Sunday, June 17, 2007

If We All Just Made More Money

It looks like I found someone who is more paranoid than I am:

The actual truth is that raising the minimum wage is the most shameful "achievement" of any Congress in the last forty years. The reason that I make this highly-inflammatory and rudely derogatory statement is threefold:

1) Congress's own continual, irresponsible expansion of government, by deficit-spending the excess money and credit (monetary inflation) created by the Federal Reserve, is what produced the inflation in prices that "necessitated" the increase in the minimum wage,

2) it is the culmination of 94 years of gathering the most profound, incontrovertible actual proof that the Federal Reserve cannot be trusted to maintain the value of the fiat dollar because the dollar's buying power has gone down, and down, and down the whole freaking time since the Fed was established in 1913, and the dollar now has a lousy 3% of its original purchasing power left, and yet not one damned Congress has done one damned thing to require the Fed to do anything different in the whole 94 years, and

3) because I enjoy being contemptuous and sarcastically rude to people who are being trusted to know better and act better, but don't.

A quick way to tell if someone has a grasp on economic issues is to ask them for their stance on minimum wage.
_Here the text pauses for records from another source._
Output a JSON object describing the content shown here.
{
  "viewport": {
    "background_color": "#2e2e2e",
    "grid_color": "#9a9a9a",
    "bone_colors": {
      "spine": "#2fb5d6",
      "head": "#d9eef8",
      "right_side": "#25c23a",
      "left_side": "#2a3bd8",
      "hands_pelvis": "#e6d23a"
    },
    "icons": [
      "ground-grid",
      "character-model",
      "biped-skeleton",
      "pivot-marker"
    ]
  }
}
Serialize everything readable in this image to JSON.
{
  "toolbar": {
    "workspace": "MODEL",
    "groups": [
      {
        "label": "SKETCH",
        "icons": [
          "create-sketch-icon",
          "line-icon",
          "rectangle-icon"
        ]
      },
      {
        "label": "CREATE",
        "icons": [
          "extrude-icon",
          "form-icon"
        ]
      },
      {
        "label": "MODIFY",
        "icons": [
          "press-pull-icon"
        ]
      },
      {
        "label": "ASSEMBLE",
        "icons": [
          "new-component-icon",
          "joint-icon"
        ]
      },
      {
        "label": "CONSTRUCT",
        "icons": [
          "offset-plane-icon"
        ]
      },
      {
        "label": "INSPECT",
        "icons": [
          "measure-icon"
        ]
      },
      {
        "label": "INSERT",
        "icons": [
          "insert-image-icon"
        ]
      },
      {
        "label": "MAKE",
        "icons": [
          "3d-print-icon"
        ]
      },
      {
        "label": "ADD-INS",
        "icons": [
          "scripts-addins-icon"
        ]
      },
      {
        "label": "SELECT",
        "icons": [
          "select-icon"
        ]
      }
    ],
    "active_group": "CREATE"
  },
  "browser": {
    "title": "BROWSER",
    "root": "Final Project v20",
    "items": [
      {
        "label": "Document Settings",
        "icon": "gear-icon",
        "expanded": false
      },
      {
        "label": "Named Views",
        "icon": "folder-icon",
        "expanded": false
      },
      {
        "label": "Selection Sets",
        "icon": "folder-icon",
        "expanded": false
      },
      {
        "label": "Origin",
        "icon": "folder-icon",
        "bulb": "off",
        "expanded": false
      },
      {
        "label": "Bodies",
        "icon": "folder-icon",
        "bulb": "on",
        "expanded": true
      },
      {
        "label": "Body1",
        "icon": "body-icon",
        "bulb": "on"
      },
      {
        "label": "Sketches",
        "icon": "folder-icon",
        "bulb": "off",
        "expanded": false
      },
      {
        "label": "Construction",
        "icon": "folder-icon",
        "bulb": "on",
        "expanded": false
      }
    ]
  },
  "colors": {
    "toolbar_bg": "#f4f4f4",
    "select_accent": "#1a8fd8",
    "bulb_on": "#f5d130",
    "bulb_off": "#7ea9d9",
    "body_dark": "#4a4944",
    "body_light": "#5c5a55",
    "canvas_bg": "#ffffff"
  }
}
If they say they want it to be higher they likely don't understand free markets--or simply despise them, which is at least more honest. Raising the minimum wage might be a good PR move since most Americans, having been educated in government run schools, lack the insight to realize the futility of such a gesture, but futile it is.

In ten years we'll again be forced to endure some liberal pontificating about how if only we raise the minimum wage, poor people will be able to afford things. What these simpletons fail to appreciate is the extent that modifying one aspect of a system changes the system as a whole. Like Heisenberg and his atom, we can't measure speed without losing position and vice versa, except that when it comes to vaguely free markets we can determine how the model will react based on some simple rules as well as historical precedent. Hence raising the minimum wage invariably causes inflation; it does absolutely nothing to reduce poverty, either in extent or in number of cases.

Like the nonsensical War on Terror, the War on Poverty will always fail to achieve its object. And, again similarly, this seems to make little sense until you realize that these Wars aren't about defeating anything. Perpetual war is good for the State, and the best way to ensure a never-ending fight is to make one's object vaguely defined, and victory unachievable.

That the dollar has lost 97% of its value in just over ninety years sounds discouraging, and to a large extent it is. However, it took France less than five years to destroy their currency during their ill-fated Revolution. Early Americans were similarly mis-fortunate: one seldom deals in Continentals any more. I can't claim surprise that the American dollar is rapidly reaching the level of worthlessness, though I am a bit amazed it has taken so long.

The lesson, as always: giving power to the government is tremendously foolhardy. And, as the Mogambo Guru points out, it might not be a bad idea to invest in gold and other precious metals.

1 comment:

Doom said...

Though I really agree with you regarding raising the minimum wage as a means of combating poverty in that it cannot work. I am not sure about the deflation of the dollar as a Feds based problem. I guess I would have to see a system that does work. Sure, I realize the Swiss maintain, for the most part, their coin of the realm's value, but at what price? They refused to deny Nazis, Communists, dictators of various flavors worldwide, or show any morality whatsoever. Perhaps taking gold teeth and smelting them? As well, should we have lost WWII, what exactly would neutrality have gained them?

No other nation I have seen manages it's money half so well than ourselves, other than Switzerland. And, I realize, though the dream here is equality, it isn't a guarantee. The rich will and do affect the economy to their favor, and should that fail they will find a way to capitalize on the new paradigm or become middle class or poor.

Are you saying the government should guarantee fiscal equality? Are you saying we should decentralize the Fed? What are you offering to replace it? These aren't doubts, merely questions.

Beside that, one thing I have noted with inflation is that it isn't truly a problem unless it happens very quickly. If I am paid a quarter an hour and a house costs thirty seven thousand two hundred fifty dollars, then nearly a century later, I make $15 an hour and a house costs a hundred twent five thousand dollars, I am ahead of my great great great great grandparents. And, to be honest, we are. The other trick I have noticed is that as coin is split down, it becomes much more of a flexible spending tool.

Oh, hey, I was wondering if you wouldn't consider dropping the verification. If you start getting weird hits, you could always set up so that you approve the posts first or reinstitute the sign in. Just more thoughts from the grumpy side.